As a result of the Battle of Fallen Timbers, the Indians signed the Treaty of Greenville in 1795, which ceded strategic areas, including Detroit, and control of most of the river crossings in the Old Northwest Territory to the United States. This essentially guaranteed U.S. domination over the Indian tribes. The 1796 Jay Treaty formally ended the British presence in the Old Northwest Territory, and troops withdrew from Fort Miamis and the other forts. However, these treaties did not resolve the underlying issue. British naval power continued to dominate Lake Erie and the lower Maumee River, while the Americans controlled the interior. The War of 1812 finally settled the boundary and jurisdictional disputes. In 1813 General William Henry Harrison had Fort Meigs constructed as a winter encampment and supply base for the U.S. Army on the south bank of the Maumee River, at present-day Perrysburg, Ohio. In the spring of 1813 the British landed troops and artillery at Fort Miamis; while the fort was too deteriorated to be reoccupied, the British camped at the site and used it as a base of operations. The Indians who gathered in support of the British were led by the Shawnee chief Tecumseh. An army of British soldiers and Indians attacked Fort Meigs in April 1813, but the Americans held firm, and the attackers withdrew in early May.
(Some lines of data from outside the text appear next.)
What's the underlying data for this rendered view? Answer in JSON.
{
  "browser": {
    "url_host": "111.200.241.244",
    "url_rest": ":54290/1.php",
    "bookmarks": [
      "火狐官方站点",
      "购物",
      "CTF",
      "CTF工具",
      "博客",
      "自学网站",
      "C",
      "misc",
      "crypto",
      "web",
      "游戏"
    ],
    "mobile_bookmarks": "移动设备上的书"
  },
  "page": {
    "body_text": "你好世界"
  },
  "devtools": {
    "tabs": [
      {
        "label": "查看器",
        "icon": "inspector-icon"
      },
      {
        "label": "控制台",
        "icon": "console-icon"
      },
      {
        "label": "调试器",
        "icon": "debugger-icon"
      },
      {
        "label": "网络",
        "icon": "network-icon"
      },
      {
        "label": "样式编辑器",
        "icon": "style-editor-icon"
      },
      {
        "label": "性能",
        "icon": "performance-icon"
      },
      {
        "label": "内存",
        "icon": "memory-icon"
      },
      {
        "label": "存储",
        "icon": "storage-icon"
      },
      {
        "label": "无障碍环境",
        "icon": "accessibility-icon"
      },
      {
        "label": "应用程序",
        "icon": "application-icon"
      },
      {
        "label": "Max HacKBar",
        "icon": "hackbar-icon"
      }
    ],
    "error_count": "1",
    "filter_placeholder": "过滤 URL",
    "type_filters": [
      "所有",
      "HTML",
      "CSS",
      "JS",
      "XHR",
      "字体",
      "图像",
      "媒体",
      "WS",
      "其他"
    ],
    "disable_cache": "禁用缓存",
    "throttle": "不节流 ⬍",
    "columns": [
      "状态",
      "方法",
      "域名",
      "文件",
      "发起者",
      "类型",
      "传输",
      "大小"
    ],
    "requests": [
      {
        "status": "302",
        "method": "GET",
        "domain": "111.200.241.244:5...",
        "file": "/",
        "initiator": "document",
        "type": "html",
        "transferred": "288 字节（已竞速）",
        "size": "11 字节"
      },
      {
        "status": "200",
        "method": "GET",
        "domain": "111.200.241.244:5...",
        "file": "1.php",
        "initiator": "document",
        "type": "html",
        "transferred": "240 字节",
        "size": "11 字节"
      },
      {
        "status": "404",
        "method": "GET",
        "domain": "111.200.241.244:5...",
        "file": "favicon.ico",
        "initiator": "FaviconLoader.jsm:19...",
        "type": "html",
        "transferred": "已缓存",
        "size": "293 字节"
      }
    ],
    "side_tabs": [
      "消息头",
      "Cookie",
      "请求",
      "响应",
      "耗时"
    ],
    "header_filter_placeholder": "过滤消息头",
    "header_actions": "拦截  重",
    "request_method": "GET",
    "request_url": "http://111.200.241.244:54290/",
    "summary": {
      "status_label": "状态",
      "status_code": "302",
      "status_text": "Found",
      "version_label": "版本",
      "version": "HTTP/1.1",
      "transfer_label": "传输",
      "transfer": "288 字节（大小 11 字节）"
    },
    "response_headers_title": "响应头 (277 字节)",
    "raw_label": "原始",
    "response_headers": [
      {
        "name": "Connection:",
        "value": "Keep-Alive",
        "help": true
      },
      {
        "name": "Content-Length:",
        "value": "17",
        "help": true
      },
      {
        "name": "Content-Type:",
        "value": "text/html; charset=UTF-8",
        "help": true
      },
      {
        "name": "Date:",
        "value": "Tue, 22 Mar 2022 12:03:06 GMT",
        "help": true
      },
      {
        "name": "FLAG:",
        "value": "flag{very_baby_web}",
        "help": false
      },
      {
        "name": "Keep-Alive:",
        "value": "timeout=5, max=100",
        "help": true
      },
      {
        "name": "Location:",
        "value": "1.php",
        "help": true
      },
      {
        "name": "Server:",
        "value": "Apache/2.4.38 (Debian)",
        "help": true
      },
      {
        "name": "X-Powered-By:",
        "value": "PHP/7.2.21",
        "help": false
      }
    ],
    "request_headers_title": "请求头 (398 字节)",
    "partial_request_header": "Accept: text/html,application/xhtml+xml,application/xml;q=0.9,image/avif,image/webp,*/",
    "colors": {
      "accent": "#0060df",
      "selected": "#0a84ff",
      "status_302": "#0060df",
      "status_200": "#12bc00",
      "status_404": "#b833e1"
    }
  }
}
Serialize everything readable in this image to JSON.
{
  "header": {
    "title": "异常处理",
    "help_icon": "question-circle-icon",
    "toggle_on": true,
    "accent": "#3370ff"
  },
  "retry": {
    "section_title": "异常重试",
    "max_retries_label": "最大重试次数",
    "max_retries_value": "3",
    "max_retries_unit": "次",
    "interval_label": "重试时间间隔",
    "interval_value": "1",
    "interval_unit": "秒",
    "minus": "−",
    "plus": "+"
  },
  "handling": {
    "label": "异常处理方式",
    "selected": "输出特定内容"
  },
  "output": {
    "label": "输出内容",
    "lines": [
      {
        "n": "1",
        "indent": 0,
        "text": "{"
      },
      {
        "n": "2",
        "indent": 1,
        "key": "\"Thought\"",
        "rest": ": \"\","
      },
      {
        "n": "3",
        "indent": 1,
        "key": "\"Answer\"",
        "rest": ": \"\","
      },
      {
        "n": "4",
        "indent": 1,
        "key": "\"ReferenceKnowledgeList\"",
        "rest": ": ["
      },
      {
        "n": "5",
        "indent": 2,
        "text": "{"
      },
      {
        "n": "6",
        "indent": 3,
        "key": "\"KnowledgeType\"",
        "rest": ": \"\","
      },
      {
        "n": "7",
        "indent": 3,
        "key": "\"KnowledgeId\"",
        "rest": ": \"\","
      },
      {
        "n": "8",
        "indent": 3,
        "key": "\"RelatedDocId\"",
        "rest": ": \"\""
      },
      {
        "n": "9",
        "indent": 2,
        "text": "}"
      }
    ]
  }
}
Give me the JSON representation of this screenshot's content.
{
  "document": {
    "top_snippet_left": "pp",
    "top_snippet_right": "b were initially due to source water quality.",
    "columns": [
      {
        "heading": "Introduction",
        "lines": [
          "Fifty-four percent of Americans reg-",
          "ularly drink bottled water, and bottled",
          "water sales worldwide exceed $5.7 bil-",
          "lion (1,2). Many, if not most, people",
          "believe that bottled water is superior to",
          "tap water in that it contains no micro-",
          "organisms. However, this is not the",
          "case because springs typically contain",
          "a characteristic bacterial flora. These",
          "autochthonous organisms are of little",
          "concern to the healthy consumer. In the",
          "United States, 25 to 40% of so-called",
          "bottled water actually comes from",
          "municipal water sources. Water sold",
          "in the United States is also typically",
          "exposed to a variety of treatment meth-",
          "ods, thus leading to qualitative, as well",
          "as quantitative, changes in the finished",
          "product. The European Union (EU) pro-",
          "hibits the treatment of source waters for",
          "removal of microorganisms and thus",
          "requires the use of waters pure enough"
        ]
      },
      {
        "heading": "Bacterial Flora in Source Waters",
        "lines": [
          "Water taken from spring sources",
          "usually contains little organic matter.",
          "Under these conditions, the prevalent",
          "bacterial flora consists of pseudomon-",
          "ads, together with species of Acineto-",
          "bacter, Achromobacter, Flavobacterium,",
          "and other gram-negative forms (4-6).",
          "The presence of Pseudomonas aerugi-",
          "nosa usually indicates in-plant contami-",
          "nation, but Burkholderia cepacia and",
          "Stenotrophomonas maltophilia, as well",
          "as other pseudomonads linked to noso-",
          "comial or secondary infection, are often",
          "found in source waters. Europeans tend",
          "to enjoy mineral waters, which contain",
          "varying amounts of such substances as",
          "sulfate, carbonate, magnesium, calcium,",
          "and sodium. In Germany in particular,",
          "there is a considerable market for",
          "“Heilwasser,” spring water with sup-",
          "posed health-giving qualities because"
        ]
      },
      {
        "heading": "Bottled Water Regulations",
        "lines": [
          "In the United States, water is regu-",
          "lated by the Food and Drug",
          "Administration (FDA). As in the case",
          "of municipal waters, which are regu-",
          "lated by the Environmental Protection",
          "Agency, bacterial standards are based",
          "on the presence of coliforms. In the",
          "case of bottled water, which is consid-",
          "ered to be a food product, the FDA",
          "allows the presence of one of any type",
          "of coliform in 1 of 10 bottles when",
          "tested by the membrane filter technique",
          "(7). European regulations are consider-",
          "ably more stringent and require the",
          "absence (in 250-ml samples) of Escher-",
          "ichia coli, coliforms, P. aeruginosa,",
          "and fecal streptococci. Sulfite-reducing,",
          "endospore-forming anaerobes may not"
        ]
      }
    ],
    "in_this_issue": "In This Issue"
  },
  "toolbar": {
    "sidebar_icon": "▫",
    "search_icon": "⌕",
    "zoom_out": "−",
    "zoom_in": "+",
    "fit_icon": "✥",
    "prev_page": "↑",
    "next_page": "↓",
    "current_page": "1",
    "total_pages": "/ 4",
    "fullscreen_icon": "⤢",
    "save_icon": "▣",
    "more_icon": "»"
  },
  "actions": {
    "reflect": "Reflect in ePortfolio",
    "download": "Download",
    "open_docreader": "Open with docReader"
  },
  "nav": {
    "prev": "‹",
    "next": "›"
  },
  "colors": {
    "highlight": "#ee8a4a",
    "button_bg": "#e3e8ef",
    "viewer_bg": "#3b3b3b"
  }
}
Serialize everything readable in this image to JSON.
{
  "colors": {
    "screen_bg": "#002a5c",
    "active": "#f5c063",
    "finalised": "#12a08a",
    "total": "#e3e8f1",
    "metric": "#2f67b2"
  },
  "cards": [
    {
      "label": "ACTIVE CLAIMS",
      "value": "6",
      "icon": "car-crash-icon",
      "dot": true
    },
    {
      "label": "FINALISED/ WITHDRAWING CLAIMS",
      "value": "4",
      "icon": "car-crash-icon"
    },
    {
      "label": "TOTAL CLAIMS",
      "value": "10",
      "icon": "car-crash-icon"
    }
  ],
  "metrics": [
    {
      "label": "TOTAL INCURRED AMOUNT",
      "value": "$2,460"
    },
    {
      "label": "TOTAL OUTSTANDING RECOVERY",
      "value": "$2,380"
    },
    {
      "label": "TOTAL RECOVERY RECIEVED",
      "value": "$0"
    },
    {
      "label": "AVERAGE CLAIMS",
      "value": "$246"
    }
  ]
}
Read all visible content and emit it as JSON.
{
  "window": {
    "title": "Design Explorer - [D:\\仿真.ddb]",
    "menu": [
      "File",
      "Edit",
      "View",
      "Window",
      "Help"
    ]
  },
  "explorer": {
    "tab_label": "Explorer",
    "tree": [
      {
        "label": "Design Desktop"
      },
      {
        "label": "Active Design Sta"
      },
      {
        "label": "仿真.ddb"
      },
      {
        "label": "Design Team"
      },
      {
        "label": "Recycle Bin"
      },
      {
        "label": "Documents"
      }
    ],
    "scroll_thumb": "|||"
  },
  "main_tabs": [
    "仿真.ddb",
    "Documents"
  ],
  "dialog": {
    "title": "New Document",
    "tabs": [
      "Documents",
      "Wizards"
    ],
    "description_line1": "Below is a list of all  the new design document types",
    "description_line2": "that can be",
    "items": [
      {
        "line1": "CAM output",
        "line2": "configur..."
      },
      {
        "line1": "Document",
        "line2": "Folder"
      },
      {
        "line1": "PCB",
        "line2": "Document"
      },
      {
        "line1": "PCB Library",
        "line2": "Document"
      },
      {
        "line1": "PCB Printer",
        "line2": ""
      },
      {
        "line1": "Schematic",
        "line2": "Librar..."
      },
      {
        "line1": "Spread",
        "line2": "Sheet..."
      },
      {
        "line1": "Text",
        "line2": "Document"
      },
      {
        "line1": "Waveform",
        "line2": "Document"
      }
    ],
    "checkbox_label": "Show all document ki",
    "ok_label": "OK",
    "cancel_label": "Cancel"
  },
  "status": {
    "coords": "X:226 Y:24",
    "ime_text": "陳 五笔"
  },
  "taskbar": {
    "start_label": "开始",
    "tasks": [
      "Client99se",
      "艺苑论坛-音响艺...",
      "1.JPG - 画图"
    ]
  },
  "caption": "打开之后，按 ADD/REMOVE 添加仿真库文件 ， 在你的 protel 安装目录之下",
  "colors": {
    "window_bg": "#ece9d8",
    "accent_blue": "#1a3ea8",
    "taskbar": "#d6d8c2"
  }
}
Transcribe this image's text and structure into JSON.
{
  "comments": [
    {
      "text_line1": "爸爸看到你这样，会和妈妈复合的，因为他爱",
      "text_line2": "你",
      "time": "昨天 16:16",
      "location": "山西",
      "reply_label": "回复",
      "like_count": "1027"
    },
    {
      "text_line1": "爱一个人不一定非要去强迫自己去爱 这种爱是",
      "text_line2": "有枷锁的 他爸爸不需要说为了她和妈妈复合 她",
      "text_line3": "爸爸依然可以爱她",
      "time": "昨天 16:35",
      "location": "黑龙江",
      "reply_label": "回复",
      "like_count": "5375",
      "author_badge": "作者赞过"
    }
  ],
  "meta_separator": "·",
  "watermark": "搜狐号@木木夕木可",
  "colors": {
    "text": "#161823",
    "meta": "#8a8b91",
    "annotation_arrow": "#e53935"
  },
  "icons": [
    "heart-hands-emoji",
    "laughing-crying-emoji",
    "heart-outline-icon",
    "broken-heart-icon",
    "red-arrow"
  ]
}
During this battle, Tecumseh is credited with saving the lives of American soldiers caught in an ambush. In July, the Indians persuaded the British to attack again, but this attack also failed. Britain's failure to drive the Americans from the region convinced Harrison to go on the offensive. In October 1813, Harrison defeated a joint English and Indian army at the Battle of the Thames. British occupation of the American Northwest ended as a result, and with the death of Tecumseh in the battle, hopes of building an Indian confederation ended.The Treaty of Ghent in 1815 ended the war, the British withdrew from American Territory, and Fort Meigs was abandoned.
The British, with the support of the Indian Confederation, had constructed Fort Miamis in spring 1794 to hold the Maumee Valley and stop Wayne's advances towards Detroit. It also afforded the British additional means to solidify Indian support against the U.S. settlers moving into the Ohio Territory. The fort consisted of four bastions surrounded by a 25-foot-deep trench lined with rows of stakes. The British also placed 14 cannon in the fort to thwart any attackers. Despite the promise from the British that the fort would offer protection to the Indians, warriors retreating to the fort were not allowed to enter and instead had to proceed to the mouth of Swan Creek. After the battle, General Wayne felt that Fort Miamis was too strong to be forced, and he returned to Roche de Bout.
General 'Mad' Anthony Wayne
General 'Mad' Anthony Wayne was the commander of the legion of the United States at the Battle of Fallen Timbers. He was born in Pennsylvania on January 1, 1745. After growing up in Waynesborough, Pennsylvania Anthony Wayne was commissioned a colonel and assisted General Benedict Arnold in his retreat from Quebec. He held various positions with the Continental Army and even shared the long winter of 1777 - 1778 at Valley Forge with General George Washington. Wayne was recalled as a major general by Washington in 1792 to lead the Legion of the United States against the Native American forces in Ohio and Indiana. Wayne's troops defeated the Native Americans at the Battle of Fallen Timbers, which led to the Wayne's Treaty of Greenville in 1795. This opened the Northwest Territory to white settlement. A year later 'Mad' Anthony Wayne died on December 15, 1796.
Michikinikwa or Little Turtle was born in 1752 near Fort Wayne in Little Turtle Village. As a young warrior, he participated in defense of his village in 1780. He later led a small confederation of American Indian tribes in defeating federal army forces in 1790 and 1791. Michikinikwa urged people to seek peace prior to the 1794 Battle of Fallen Timbers, where his forces were defeated by Anthony Wayne. He later died in Fort Wayne on July 14, 1812.
Other partners of Michikinikwa during the Battle of Fallen Timbers were Tecumseh, Chief Blue Jacket and Chief Bukongahelas. Tecumseh was one of the most famous leaders during the resistance, but refused to sign the Treaty of Greenville in 1795.